Lyricism in poetry dominated the Chinese literary tradition for three millenia. Lyric aesthetics captured the world in verse, and compelled people to seek the totalistic behind the contingent, the abiding behind the fluid, and the perfect behind the incomplete. The development of the novel and the cultural milieu that produced it, however, rendered this lyric ideal more prosaic, both in everyday life and in literature. The Chinese Garden as Lyric Enclave places The Story of the Stone in relation to this history. Read as an allegory of the fate of lyricism, The Stone is a parodic response to both the lyrical phenomena in the literary and social worlds and the cosmological beliefs on which Chinese lyricism is based. Thus we can trace the social life of lyricism through different cultural zones: the world where the novel was produced, the world of fiction, and the narrative universe of the story itself. The garden, in both the novel and cultural tradition, is a link between all three zones.Chi Xiao breaks new ground in understanding The Story of the Stone, blending his extensive knowledge of traditional Chinese fiction with a remarkably crafted history of the garden as an enduring feature of elite Chinese life. By focusing on the role of the garden in The Stone, Xiao Chi reveals the special linkages between the world of fiction, the world that produced the novel, and the narrative universe of the story itself.

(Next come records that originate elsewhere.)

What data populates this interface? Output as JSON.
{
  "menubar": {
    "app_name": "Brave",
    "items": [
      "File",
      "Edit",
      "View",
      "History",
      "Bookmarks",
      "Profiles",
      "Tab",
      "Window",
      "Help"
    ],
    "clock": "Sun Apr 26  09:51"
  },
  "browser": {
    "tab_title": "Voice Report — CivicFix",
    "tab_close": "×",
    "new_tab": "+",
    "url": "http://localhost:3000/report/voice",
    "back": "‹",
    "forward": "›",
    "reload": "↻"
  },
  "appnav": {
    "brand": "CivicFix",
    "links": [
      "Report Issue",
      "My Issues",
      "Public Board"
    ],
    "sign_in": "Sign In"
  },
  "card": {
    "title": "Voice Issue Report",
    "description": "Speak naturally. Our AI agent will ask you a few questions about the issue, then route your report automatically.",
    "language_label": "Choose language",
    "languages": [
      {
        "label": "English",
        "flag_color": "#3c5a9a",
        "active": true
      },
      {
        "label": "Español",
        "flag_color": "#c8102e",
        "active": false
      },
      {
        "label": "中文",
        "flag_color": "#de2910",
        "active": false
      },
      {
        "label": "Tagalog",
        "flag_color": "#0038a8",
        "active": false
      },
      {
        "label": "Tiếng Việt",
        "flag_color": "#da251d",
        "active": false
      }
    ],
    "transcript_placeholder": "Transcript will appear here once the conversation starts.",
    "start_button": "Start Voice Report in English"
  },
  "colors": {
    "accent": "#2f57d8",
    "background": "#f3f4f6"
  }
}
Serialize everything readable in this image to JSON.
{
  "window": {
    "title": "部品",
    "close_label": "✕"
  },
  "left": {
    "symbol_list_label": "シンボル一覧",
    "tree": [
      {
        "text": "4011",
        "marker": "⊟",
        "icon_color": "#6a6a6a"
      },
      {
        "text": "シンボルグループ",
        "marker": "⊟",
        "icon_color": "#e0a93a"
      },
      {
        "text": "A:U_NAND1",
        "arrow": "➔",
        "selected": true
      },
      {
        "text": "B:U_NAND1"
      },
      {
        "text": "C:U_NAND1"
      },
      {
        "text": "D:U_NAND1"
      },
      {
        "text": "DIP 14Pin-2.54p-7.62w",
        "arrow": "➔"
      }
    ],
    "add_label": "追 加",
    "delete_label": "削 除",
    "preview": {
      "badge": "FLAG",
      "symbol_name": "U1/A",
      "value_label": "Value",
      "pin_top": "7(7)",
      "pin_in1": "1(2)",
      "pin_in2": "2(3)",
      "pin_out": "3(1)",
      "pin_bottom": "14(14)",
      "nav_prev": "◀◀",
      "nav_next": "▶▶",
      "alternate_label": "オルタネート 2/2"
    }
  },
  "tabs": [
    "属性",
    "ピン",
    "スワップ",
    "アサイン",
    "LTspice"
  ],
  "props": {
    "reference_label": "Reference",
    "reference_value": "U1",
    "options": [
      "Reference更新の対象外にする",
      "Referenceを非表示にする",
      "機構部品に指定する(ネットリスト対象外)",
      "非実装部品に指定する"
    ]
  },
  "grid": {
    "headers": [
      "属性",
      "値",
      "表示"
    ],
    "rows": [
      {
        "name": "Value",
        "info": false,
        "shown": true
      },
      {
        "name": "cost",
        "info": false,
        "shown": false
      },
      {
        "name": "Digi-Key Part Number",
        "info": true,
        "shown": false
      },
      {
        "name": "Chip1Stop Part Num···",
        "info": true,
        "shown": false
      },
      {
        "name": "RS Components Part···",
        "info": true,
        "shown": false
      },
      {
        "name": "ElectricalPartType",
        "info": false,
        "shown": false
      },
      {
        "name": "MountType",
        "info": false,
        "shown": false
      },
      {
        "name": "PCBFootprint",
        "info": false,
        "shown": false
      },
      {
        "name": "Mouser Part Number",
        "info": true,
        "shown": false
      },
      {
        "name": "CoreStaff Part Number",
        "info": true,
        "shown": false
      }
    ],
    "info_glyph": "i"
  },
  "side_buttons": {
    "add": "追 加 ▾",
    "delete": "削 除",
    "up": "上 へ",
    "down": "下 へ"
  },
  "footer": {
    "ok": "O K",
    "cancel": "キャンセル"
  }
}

Xiao Chi is Associate Professor in the Department of Chinese Studies of the National University of Singapore.